You probably know that chronic stress can affect your health. It can lead to depression, and even to a higher risk of cognitive decline and Alzheimer’s disease symptoms. Why? Under stress, the brain’s limbic system — responsible for emotions, memory and learning — triggers an alarm that activates the fight-or-flight response, increasing the production of adrenaline (epinephrine) and cortisol, which work together to speed heart rate, increase metabolism and blood pressure, enhance attention, the immune system and anti-inflammatory response, and lower pain sensitivity — all good things when your very survival is on the line. When the stressful situation is over, the body resets back to normal. However, under constant stress, the body is unable to reset. High adrenaline and cortisol levels persist, potentially causing blood sugar imbalances and blood pressure problems, and whittling away at muscle tissue, bone density, immunity and inflammatory responses. These events block the formation of new neural connections in the hippocampus, the part of the brain responsible for encoding new memories. When these new connections are blocked, the hippocampus can actually shrink in size, hindering memory. So, what can you do to counter-act stress and maintain brain and body health? Read on!

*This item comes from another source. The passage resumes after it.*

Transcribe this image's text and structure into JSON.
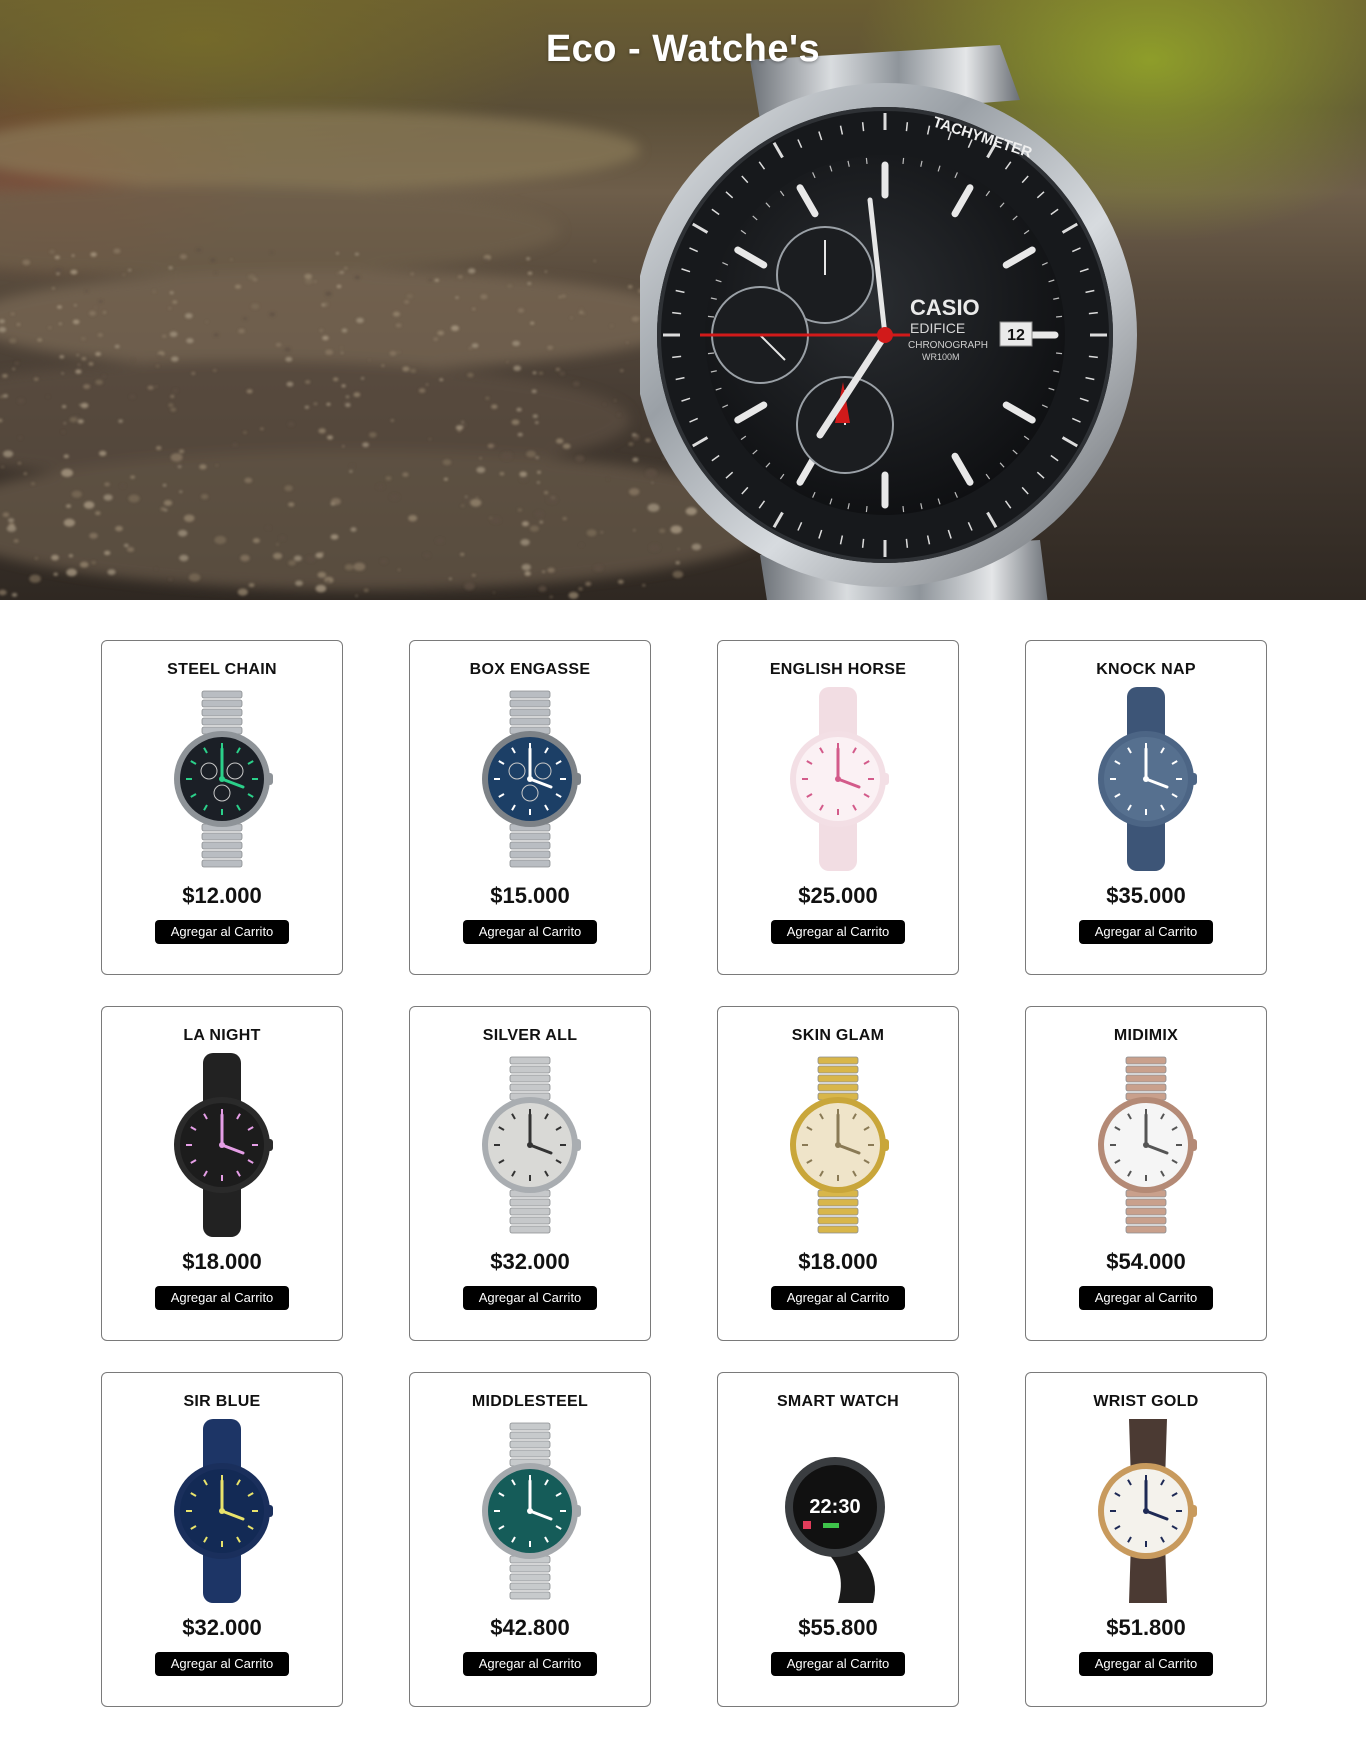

Six Tips to Lower Stress and Build Resilience
Get some exercise: Studies show that aerobic exercise helps build new neurons and connections in the brain to counteract the effects of stress. Regular exercise also promotes good sleep, reduces depression and boosts self-confidence through the production of endorphins, the “feel-good” hormones.
Relax: Easier than it sounds, right? But relaxation — through meditation, tai chi, yoga, a walk on the beach, or whatever helps to quiet your mind and make you feel more at ease — can decrease blood pressure, respiration rate, metabolism and muscle tension. Getting out into nature can also have a positive, restorative effect on reducing stress and improving cognitive function.
Socialize: Maintaining stimulating social relationships is critical for both mental and physical health. Create a healthy environment, inviting friends, family and even pets to combat stress and exercise all your brains.
Take control: Empowering yourself with a feeling of control over your own situation can help reduce chronic stress and give you the confidence to take control over your brain health. Some videogames and apps based on heart rate variability can be a great way to be proactive and take control of our stress levels.
Have a laugh: We all know from personal experience that a good laugh can make us feel better Even just thinking about something funny can have a positive effect on reducing stress and the damage it causes to your brain.
Think positive: How you think about what stresses you can actually make a difference. Simply changing the way you look at certain situations, taking stock of the positive things in your life and learning to live with gratitude can improve your ability to manage stress and build brain resilience. (Thank you, SharpBrains.com!)